## WORK INSTRUCTION
What is the number of lines in these entries that contain "JSON"? State it alone.

*** Opening of INPUT ***

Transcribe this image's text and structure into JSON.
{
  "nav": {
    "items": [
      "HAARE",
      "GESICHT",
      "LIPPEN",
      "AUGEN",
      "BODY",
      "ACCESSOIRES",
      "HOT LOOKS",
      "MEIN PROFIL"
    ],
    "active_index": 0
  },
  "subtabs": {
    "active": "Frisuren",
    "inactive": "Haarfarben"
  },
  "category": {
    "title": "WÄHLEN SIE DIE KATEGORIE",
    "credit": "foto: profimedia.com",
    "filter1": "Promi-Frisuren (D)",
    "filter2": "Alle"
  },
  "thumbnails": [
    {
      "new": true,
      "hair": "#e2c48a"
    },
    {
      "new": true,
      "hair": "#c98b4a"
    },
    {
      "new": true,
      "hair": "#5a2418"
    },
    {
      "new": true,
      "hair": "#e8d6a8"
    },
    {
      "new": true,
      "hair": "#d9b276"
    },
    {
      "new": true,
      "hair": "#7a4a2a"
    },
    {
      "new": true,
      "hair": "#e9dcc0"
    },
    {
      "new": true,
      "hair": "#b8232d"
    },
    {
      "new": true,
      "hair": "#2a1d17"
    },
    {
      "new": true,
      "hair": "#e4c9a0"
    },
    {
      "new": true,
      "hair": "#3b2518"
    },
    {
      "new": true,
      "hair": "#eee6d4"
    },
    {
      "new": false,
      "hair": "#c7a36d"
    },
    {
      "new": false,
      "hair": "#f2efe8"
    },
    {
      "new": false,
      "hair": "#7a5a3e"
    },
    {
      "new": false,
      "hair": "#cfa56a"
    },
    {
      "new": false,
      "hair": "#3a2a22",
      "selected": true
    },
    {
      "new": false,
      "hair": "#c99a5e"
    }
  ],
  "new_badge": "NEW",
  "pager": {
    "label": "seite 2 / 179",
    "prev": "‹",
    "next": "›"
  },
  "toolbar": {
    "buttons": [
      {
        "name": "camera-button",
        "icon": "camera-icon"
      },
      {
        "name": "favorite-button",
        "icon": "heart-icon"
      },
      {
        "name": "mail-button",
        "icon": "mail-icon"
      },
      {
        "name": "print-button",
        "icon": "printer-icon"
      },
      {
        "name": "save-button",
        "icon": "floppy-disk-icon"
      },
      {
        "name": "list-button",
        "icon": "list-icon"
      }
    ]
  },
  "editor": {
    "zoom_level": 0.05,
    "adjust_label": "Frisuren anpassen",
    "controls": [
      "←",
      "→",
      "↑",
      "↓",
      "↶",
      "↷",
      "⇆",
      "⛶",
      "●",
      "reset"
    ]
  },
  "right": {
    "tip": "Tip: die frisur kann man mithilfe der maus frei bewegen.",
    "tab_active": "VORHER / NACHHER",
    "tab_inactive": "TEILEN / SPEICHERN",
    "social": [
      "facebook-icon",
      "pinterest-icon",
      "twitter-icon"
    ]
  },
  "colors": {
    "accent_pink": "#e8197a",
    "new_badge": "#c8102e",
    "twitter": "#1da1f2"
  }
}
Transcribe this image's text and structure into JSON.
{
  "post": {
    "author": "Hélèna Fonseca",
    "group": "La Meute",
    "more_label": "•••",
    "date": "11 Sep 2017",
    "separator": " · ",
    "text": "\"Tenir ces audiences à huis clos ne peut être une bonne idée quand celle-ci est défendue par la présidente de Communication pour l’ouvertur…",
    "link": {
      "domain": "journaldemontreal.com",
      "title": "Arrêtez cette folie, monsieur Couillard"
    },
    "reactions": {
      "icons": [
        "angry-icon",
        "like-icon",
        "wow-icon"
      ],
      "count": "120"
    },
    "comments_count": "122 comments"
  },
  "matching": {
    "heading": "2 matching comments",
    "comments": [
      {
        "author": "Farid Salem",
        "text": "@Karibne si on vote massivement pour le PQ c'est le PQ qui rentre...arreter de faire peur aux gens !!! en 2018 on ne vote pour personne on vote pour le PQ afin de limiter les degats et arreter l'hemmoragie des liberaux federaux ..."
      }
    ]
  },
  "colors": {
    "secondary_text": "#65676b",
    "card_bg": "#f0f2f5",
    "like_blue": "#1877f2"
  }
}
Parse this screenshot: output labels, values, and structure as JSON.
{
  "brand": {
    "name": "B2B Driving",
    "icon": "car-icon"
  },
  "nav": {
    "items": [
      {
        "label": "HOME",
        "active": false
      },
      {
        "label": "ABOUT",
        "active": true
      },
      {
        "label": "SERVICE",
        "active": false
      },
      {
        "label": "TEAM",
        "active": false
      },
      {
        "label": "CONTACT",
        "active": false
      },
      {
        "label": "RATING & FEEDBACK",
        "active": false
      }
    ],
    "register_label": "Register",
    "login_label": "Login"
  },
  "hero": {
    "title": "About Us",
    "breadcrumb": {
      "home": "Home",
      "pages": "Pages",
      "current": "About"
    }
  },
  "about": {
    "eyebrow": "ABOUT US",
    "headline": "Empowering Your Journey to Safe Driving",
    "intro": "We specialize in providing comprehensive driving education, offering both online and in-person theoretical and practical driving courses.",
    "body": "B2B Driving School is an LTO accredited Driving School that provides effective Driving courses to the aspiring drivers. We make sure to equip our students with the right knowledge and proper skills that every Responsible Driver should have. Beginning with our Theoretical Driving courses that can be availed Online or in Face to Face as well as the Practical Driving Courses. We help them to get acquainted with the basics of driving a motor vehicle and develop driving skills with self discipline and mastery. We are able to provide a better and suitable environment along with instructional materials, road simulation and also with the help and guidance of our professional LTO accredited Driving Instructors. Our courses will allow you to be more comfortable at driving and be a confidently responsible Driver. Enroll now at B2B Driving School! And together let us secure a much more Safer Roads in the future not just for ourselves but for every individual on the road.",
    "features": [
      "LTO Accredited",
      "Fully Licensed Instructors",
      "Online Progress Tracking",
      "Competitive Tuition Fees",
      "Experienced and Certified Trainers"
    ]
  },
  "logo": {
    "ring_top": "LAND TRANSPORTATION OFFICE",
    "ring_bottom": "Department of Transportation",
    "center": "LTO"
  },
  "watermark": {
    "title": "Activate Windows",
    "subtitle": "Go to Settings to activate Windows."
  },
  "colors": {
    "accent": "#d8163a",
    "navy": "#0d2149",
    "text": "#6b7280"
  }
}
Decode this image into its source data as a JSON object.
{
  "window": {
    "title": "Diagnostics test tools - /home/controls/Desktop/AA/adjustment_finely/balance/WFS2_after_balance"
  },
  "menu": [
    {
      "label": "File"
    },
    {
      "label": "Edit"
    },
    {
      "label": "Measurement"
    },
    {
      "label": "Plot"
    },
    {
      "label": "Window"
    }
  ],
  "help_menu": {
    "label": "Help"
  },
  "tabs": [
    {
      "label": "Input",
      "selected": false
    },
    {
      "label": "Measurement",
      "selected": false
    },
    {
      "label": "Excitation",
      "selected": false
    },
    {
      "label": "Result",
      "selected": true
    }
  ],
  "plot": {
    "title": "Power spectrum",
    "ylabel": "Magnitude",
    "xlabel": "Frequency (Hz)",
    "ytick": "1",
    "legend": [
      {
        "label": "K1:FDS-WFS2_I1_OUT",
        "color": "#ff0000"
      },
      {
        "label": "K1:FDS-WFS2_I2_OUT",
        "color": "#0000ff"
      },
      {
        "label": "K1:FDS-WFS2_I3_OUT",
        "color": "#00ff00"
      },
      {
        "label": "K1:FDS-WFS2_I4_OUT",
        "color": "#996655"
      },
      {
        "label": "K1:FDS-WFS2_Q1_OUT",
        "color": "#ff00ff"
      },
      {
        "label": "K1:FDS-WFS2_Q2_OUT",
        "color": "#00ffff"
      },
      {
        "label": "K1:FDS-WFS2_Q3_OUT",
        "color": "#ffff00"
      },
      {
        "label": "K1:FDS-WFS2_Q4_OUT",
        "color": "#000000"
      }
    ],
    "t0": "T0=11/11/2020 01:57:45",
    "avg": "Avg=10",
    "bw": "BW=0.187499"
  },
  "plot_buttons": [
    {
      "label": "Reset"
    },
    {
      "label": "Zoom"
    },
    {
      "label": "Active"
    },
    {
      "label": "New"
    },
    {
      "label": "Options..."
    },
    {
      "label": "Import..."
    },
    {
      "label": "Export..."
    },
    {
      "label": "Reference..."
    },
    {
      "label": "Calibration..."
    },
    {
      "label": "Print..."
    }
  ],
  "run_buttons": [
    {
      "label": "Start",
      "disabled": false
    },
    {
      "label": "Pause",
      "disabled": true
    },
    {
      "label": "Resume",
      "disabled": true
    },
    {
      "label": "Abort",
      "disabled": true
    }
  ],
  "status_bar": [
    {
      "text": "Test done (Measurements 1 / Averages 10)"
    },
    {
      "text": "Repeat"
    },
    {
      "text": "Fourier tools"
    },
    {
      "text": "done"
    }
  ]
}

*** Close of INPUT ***

## YOUR RESPONSE
4